I'm going through the same thing but a younger age, and I know how you feel to a certain degree.
There's nothing really anyone could write to you that can make you feel better right away. People will give you advice that you've probably already heard and know very well, and it still wouldn't make a difference. Do you know why? Because when you're depressed, there's a sort of twisted kind of 'comfort' that comes with it. It ties you up to a tiny comfort zone of repetitive thinking and contemplating wishing something would change. Anything you see/read/hear while you're depressed will sound the same, so here's what you need to do:
1)You need to understand your fears. From an evolutionary psychology point of view, your body is just reacting to fear of not being able to survive. Your brain kicks in to lock down mode to help you focus on and solve your issues, blocking out normal functioning that might distract you from contemplation. So you need to know that depression is fear-based to a certain degree, no matter what life event (like not having enough money) triggered it. Ultimately, the root of the problem is you being afraid of not being 'successful' in what plans and dreams you had set out for yourself. Sit down and break down what you want/what scares you/worst case scenarios, face the truth instead of just letting it swirl in your subconscious. Which brings me to number 2.

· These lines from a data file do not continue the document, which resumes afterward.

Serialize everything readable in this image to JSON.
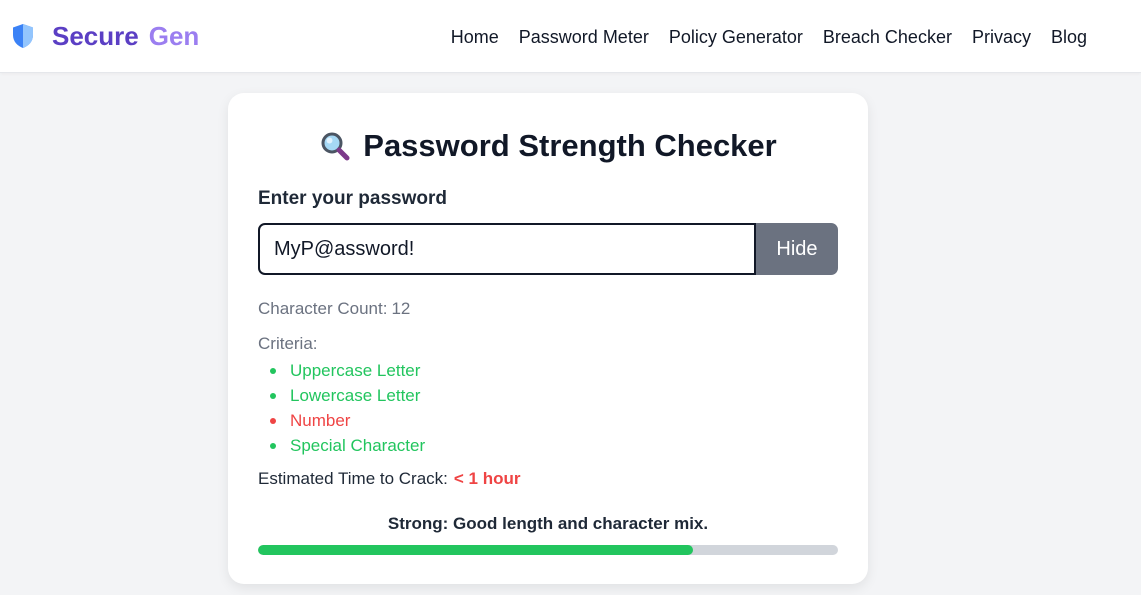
{
  "brand": {
    "part1": "Secure",
    "part2": "Gen",
    "icon": "shield-icon"
  },
  "nav": [
    "Home",
    "Password Meter",
    "Policy Generator",
    "Breach Checker",
    "Privacy",
    "Blog"
  ],
  "checker": {
    "title": "Password Strength Checker",
    "title_icon": "magnifier-icon",
    "input_label": "Enter your password",
    "password_value": "MyP@assword!",
    "hide_label": "Hide",
    "count_label": "Character Count:",
    "count_value": "12",
    "criteria_label": "Criteria:",
    "criteria": [
      {
        "label": "Uppercase Letter",
        "met": true
      },
      {
        "label": "Lowercase Letter",
        "met": true
      },
      {
        "label": "Number",
        "met": false
      },
      {
        "label": "Special Character",
        "met": true
      }
    ],
    "crack_label": "Estimated Time to Crack:",
    "crack_value": "< 1 hour",
    "verdict": "Strong: Good length and character mix.",
    "strength_fraction": 0.75
  },
  "colors": {
    "met": "#22c55e",
    "unmet": "#ef4444",
    "brand_primary": "#5b3fc4",
    "brand_secondary": "#9b7ef0",
    "button": "#6b7280"
  }
}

2) You need to find objectivity to your situation. A huge part of the depression cycle is getting stuck in the same pattern of feeling everything about you and your life is not going good. Try to step back, and think with a clear logical mind free from your own emotions. If your fear is with success and fulfilling dreams, remember that things are extremely subjective. The only one worrying about those things is you. The only one that will feel bad about them is you, so why are you doing this to yourself?

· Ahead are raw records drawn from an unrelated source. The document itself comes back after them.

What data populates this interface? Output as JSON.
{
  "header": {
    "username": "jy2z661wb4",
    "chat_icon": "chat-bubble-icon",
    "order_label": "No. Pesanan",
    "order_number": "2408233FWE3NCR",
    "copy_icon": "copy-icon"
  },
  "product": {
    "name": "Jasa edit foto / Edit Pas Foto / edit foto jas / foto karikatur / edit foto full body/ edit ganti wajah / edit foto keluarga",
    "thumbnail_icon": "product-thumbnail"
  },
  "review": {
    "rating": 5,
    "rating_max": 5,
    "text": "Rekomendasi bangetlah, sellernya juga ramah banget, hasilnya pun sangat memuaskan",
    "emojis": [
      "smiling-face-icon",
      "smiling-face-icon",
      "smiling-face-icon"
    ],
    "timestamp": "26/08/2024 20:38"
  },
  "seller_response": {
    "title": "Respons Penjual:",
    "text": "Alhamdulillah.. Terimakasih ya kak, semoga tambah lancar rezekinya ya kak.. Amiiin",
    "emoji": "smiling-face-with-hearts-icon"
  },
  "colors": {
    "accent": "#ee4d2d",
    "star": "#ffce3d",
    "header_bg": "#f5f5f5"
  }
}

3) Muster up some courage to fight what your own head is telling you. Sometimes talking or reading about someone who was in the same position as you can be inspiring, and can help you bring out some courage or will to get over your depression.

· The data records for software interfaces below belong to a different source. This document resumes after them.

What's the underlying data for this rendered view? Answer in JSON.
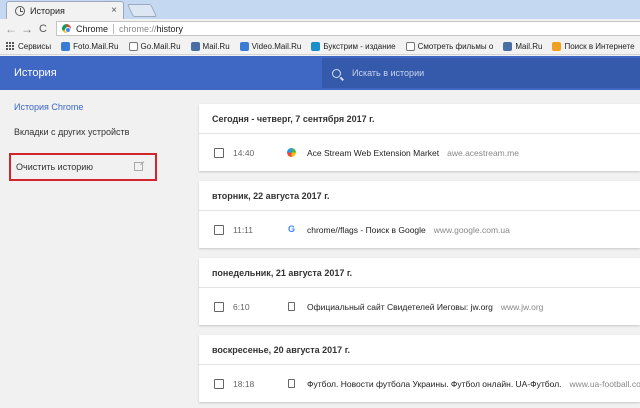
{
  "browser": {
    "tab_title": "История",
    "tab_close": "×",
    "nav": {
      "back": "←",
      "forward": "→",
      "reload": "C"
    },
    "omnibox": {
      "label": "Chrome",
      "url_scheme": "chrome://",
      "url_path": "history"
    }
  },
  "bookmarks": [
    {
      "label": "Сервисы",
      "icon": "apps-icon"
    },
    {
      "label": "Foto.Mail.Ru",
      "icon": "mailru-photo-icon",
      "color": "#3a7bd5"
    },
    {
      "label": "Go.Mail.Ru",
      "icon": "document-icon",
      "color": "#ffffff"
    },
    {
      "label": "Mail.Ru",
      "icon": "mailru-icon",
      "color": "#4a6fa5"
    },
    {
      "label": "Video.Mail.Ru",
      "icon": "mailru-video-icon",
      "color": "#3a7bd5"
    },
    {
      "label": "Букстрим - издание",
      "icon": "bookstream-icon",
      "color": "#1a8fc9"
    },
    {
      "label": "Смотреть фильмы о",
      "icon": "film-icon",
      "color": "#ffffff"
    },
    {
      "label": "Mail.Ru",
      "icon": "mailru-icon",
      "color": "#4a6fa5"
    },
    {
      "label": "Поиск в Интернете",
      "icon": "search-bookmark-icon",
      "color": "#f0a020"
    }
  ],
  "header": {
    "title": "История",
    "search_placeholder": "Искать в истории",
    "accent": "#3f67c4"
  },
  "sidebar": {
    "items": [
      {
        "label": "История Chrome",
        "active": true
      },
      {
        "label": "Вкладки с других устройств",
        "active": false
      }
    ],
    "clear_history": "Очистить историю",
    "highlight_color": "#d3232b"
  },
  "history": [
    {
      "date": "Сегодня - четверг, 7 сентября 2017 г.",
      "entries": [
        {
          "time": "14:40",
          "title": "Ace Stream Web Extension Market",
          "domain": "awe.acestream.me",
          "icon": "acestream-icon"
        }
      ]
    },
    {
      "date": "вторник, 22 августа 2017 г.",
      "entries": [
        {
          "time": "11:11",
          "title": "chrome//flags - Поиск в Google",
          "domain": "www.google.com.ua",
          "icon": "google-icon"
        }
      ]
    },
    {
      "date": "понедельник, 21 августа 2017 г.",
      "entries": [
        {
          "time": "6:10",
          "title": "Официальный сайт Свидетелей Иеговы: jw.org",
          "domain": "www.jw.org",
          "icon": "page-icon"
        }
      ]
    },
    {
      "date": "воскресенье, 20 августа 2017 г.",
      "entries": [
        {
          "time": "18:18",
          "title": "Футбол. Новости футбола Украины. Футбол онлайн. UA-Футбол.",
          "domain": "www.ua-football.com",
          "icon": "page-icon"
        }
      ]
    }
  ]
}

4) Use your courage to consciously control what you do and how you think. Google exercises that are used in cognitive based therapy. Whenever you catch yourself thinking negatively, try to correct yourself and thinking of these thoughts from a different perspective. If there are situations where you feel your depression is preventing you from doing something, force yourself to do it. It's like sending your brain a signal that it needs to change its current thought process; and eventually the change does really happen.
Sit down and give advice to yourself. What would your non-depressed self say to a friend in a similar situation? What things would you ask him to do that you ,yourself, are not doing right now? Write them down and get them done. Even if you're not successful after doing those things, you'll feel good enough about accomplishing something that you won't try to stand in your own way no longer.
Well, that was long! Hope this helps...